India is leading the way in cryptocurrency investment over the past 12 months, despite tough regulatory threats in the country. Investment in digital currencies began to rise in the middle of last year (2020) as the Kovid 19 pandemic spread at a rapid pace.
According to Chainalysis data, venture capitalists in India have seen their cryptocurrency investments skyrocket from nearly $200 million to about $40 billion in the past year, an increase of over 19,900%. The investments are scattered across 15 million of India's population.
The growth in crypto investments also correlates with the March 2020 decision by India's Supreme Court to lift the ban on banking institutions from associating with cryptoasset platforms, which had been imposed by the RBI in July 2018.
Nevertheless, the regulatory climate in the country is not favorable, according to CoinIdol, a world blockchain news outlet. The Indian government is not supportive of the cryptoasset business. It is a known fact that the country's central bank has been trying to ban cryptocurrencies for a long time and it has not succeeded yet. The bank has tried, but the restrictions have been overturned. For example, in March 2021, the Indian government proposed a crypto law that intends to ban private cryptoassets in the country.
In the same month, the government launched an exploration of its state-owned central bank digital currency (CBDC), called the digital rupee. Thus, the Reserve Bank of India (RBI) wants to ban cryptocurrency to pave the way for its own digital rupee, which will be recognized as a "means of payment."
One of the main reasons why cryptocurrency investments in India are increasing at a terrible rate is that Indian residents find the process of investing in cryptocurrency easier and more effective than other valuable assets including gold.
To invest in cryptocurrency, a user or an investor just needs to have internet access, go online, buy or invest in crypto and an investor does not need to verify or declare his crypto investments to the authorities unlike other assets.
When its price reached a peak of $64,000, Bitcoin became more profitable than many other valuable assets, including gold (households in India own over 25,000 tons of gold), so why not get into a business that is less competitive and yields more returns than the other. For example, a 32-year-old mogul Richi Sood switched from gold to cryptocurrencies after realizing the previous BTC bull run.
Thus, many crypto users and investors remained covert in the country even when crypto was banned.
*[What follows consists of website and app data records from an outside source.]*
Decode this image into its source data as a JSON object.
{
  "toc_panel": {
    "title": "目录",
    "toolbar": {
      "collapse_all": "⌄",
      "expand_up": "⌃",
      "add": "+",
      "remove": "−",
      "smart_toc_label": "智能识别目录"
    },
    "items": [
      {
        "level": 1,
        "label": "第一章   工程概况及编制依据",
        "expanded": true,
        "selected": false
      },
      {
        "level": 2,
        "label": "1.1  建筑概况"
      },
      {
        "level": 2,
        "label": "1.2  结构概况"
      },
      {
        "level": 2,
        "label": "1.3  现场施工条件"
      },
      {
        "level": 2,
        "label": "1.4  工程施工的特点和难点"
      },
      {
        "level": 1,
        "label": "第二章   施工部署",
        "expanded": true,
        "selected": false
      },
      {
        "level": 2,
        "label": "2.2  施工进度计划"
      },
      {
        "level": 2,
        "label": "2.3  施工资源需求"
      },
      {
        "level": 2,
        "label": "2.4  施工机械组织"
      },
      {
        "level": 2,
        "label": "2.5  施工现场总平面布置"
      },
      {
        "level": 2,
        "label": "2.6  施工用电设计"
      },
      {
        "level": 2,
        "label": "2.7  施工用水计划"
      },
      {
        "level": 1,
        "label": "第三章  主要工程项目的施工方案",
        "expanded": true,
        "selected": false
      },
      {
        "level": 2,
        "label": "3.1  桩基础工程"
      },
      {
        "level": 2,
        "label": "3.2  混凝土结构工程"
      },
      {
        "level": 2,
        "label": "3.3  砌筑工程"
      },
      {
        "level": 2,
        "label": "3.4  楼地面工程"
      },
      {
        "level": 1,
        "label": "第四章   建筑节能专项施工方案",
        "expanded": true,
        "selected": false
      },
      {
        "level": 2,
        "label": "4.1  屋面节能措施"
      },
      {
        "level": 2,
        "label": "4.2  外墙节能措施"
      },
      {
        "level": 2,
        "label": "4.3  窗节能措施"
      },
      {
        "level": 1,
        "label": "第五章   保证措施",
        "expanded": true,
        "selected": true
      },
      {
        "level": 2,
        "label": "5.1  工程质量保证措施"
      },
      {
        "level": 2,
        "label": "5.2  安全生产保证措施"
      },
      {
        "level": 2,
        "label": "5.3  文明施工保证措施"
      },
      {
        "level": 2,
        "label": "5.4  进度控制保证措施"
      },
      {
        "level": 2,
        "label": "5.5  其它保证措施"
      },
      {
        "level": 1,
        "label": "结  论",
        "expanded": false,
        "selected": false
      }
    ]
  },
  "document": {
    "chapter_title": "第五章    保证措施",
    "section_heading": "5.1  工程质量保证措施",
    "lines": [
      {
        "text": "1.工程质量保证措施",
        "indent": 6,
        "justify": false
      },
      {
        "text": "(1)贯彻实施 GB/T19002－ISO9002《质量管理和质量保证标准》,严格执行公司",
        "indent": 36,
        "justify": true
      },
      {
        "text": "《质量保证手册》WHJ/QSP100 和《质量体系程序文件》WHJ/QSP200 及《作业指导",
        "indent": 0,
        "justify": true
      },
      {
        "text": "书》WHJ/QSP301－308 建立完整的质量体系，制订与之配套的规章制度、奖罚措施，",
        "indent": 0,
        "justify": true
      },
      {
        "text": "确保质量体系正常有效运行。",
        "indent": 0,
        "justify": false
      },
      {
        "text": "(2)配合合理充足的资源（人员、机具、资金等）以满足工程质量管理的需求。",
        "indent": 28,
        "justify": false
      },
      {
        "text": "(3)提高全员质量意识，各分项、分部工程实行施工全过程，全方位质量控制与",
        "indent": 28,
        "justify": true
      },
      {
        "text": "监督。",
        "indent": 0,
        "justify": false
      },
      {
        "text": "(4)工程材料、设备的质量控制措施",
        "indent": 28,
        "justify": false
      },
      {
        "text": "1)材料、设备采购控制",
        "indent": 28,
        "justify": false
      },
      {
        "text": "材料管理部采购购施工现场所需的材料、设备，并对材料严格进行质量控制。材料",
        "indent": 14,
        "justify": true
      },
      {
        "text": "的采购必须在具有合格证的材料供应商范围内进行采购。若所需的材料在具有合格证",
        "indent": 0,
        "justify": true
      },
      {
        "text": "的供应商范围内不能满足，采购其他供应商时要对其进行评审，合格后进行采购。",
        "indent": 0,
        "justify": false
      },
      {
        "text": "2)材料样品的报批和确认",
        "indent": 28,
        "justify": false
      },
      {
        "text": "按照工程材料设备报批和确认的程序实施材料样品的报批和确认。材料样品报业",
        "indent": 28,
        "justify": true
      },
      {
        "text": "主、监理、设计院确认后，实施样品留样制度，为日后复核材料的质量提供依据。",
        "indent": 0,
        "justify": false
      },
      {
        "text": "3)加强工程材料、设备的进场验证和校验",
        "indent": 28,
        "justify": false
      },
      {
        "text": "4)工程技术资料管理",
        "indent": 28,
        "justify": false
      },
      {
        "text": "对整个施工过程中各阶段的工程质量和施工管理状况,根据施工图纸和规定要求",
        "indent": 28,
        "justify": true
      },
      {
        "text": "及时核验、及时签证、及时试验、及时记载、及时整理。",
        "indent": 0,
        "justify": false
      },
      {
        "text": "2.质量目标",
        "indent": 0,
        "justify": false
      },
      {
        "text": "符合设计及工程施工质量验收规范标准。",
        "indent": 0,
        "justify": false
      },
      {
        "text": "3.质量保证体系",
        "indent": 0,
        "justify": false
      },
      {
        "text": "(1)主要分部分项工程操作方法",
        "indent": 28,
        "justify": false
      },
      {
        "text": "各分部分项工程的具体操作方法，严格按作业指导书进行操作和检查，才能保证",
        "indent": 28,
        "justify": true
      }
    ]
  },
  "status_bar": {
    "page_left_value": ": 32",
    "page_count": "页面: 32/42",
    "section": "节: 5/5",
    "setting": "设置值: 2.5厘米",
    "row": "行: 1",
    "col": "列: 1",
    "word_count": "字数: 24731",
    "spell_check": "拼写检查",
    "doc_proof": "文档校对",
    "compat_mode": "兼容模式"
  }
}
People used VPNs to get around the restrictions. This proves a strong interest in digital assets, despite regulatory hostility.